So imagine my surprise when, on my way to bed at midnight, I discovered a river of water running through the house.
The water pipe outside my kitchen window had burst and was fountaining gallons of water up through the drain cover and subsequently into my kitchen. I phoned my Boss who duly arrived with his brother-in-law, Colin, our resident plumber and builder. We all stood outside, in our wellies, torchlight reflecting off the bubbling water.
"Nothing we can do tonight," said Colin. "I'll just turn off the water supply for now and be back first thing in the morning".
When you've spent the night having to fetch buckets of water from the courtyard to flush the loo, it is a wonderful thing to see a yellow digger outside the kitchen window. It gives you hope.
"I reckon it was the change in water pressure that did it," mused Colin.
"Oh yes. It'll be all right now."
Imagine my surprise a few days later when I discovered the overflow from the cold water tank in the roof space pouring out water just outside my back door. To exit the house you had to go through a small waterfall. Colin came to investigate.
"It's the ballcock. It's not designed for this kind of mains pressure. I'll fit a new one."
"Will it be ok now?"
I am already imagining my next surprise.
Thursday, January 10, 2008
"Blimey," I muttered. "Fred's a bit scary, isn't he?"
Our instructor went on to tell us that while Annie is modelled on a petite woman, Fred reflects a more modern trend and is based on a 19 stone man. He was therefore a lot more demanding on the arm muscles when performing CPR.
My knees felt the strain too. Two days of crawling around on industrial nylon carpet, applying bandages and the kiss of life meant I was sporting a couple of impressive carpet burns, despite the jeans I wore.
I passed the exam at the end of day two and went away with a renewed qualification and the beginnings of the flu bug that knocked me out over Christmas. I am convinced someone breathed their germs into the chest cavity of Fred or Annie and I subsequently breathed them in. The medicated wipes used to clean the doll between each use only sterilise the surface. I am convinced Fred gave me flu.
Thursday, January 03, 2008
"Hello! Photographing my knitted people, are you?"
Eek! It was Olive! I was caught.
"Yes," I replied. "I always take a picture to show my friends. We love your knitting."
"Are you local?"
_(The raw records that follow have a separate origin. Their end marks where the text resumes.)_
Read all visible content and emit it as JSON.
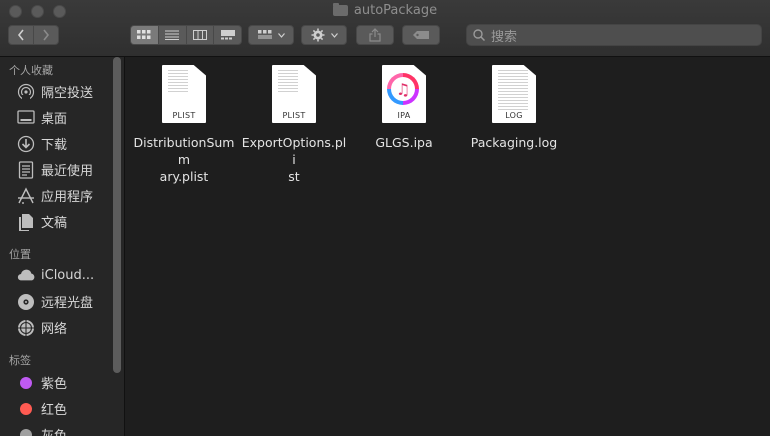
{
  "window": {
    "title": "autoPackage"
  },
  "toolbar": {
    "back_icon": "chevron-left-icon",
    "forward_icon": "chevron-right-icon",
    "view_modes": [
      "icon-view",
      "list-view",
      "column-view",
      "gallery-view"
    ],
    "active_view": "icon-view",
    "group_icon": "group-icon",
    "action_icon": "gear-icon",
    "share_icon": "share-icon",
    "tag_icon": "tag-icon",
    "search_placeholder": "搜索"
  },
  "sidebar": {
    "sections": [
      {
        "heading": "个人收藏",
        "items": [
          {
            "label": "隔空投送",
            "icon": "airdrop-icon"
          },
          {
            "label": "桌面",
            "icon": "desktop-icon"
          },
          {
            "label": "下载",
            "icon": "downloads-icon"
          },
          {
            "label": "最近使用",
            "icon": "recents-icon"
          },
          {
            "label": "应用程序",
            "icon": "applications-icon"
          },
          {
            "label": "文稿",
            "icon": "documents-icon"
          }
        ]
      },
      {
        "heading": "位置",
        "items": [
          {
            "label": "iCloud...",
            "icon": "icloud-icon"
          },
          {
            "label": "远程光盘",
            "icon": "remote-disc-icon"
          },
          {
            "label": "网络",
            "icon": "network-icon"
          }
        ]
      },
      {
        "heading": "标签",
        "items": [
          {
            "label": "紫色",
            "color": "#bf5af2"
          },
          {
            "label": "红色",
            "color": "#ff5b52"
          },
          {
            "label": "灰色",
            "color": "#a0a0a0"
          }
        ]
      }
    ]
  },
  "files": [
    {
      "name": "DistributionSummary.plist",
      "name_line1": "DistributionSumm",
      "name_line2": "ary.plist",
      "ext": "PLIST",
      "icon": "plist-file-icon"
    },
    {
      "name": "ExportOptions.plist",
      "name_line1": "ExportOptions.pli",
      "name_line2": "st",
      "ext": "PLIST",
      "icon": "plist-file-icon"
    },
    {
      "name": "GLGS.ipa",
      "name_line1": "GLGS.ipa",
      "name_line2": "",
      "ext": "IPA",
      "icon": "ipa-file-icon"
    },
    {
      "name": "Packaging.log",
      "name_line1": "Packaging.log",
      "name_line2": "",
      "ext": "LOG",
      "icon": "log-file-icon"
    }
  ]
}
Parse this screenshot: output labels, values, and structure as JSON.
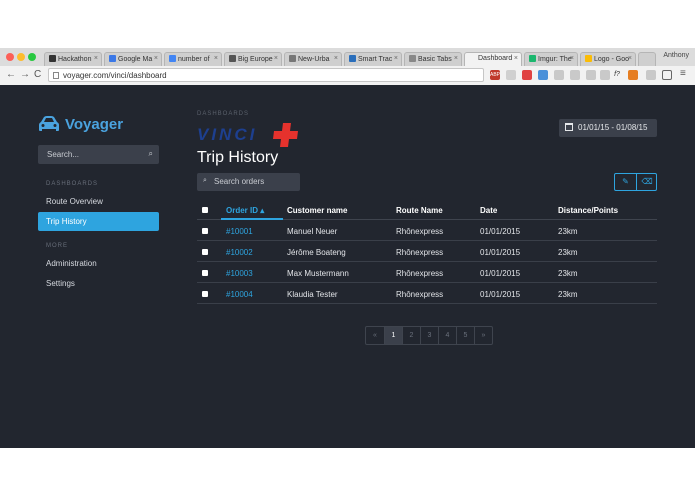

Olive asks me this every time she meets me. I explained again that, yes, I only live up the road at the manor house.
"Would you like to see more of my knitted figures?"
"Um....well I'm a bit pushed for time."
"I've got loads more in the back of my shop, come and look."
It was hard to refuse. The shop was right there and I had been caught showing an interest. Olive ushered me through, into the dark recesses beyond the counter. The bell above the door jangled as someone else came into the shop. "I'll leave you to it," she said.
And so I found myself alone in a room surrounded by life-sized knitted figures. Apart from what I think was a knitted mayor. He was half the size of all the others. I don't know why.I wondered how long was the politely correct amount of time to spend on my own among the knitted people. My cameraphone pictures weren't doing them justice, my hands were far too shaky with the excitement of it all.I texted McColleague. "I am in the back of Olive's wool shop! If I appear in knitted form in a shop window in a few days time you will know I fell to the House of Wool." And I sent an accompanying picture to illustrate my predicament.After a while I decided to venture back out again. Olive was serving some customers in the front of the shop so I was able to call out a cheery "Well, thanks for that, I've some lovely pics now to show everyone!" as I made for the door without slowing or making eye contact.I must return the favour when the house re-opens and invite Olive along to see our Nursery Rhyme Trail. I've a feeling she'd really like it.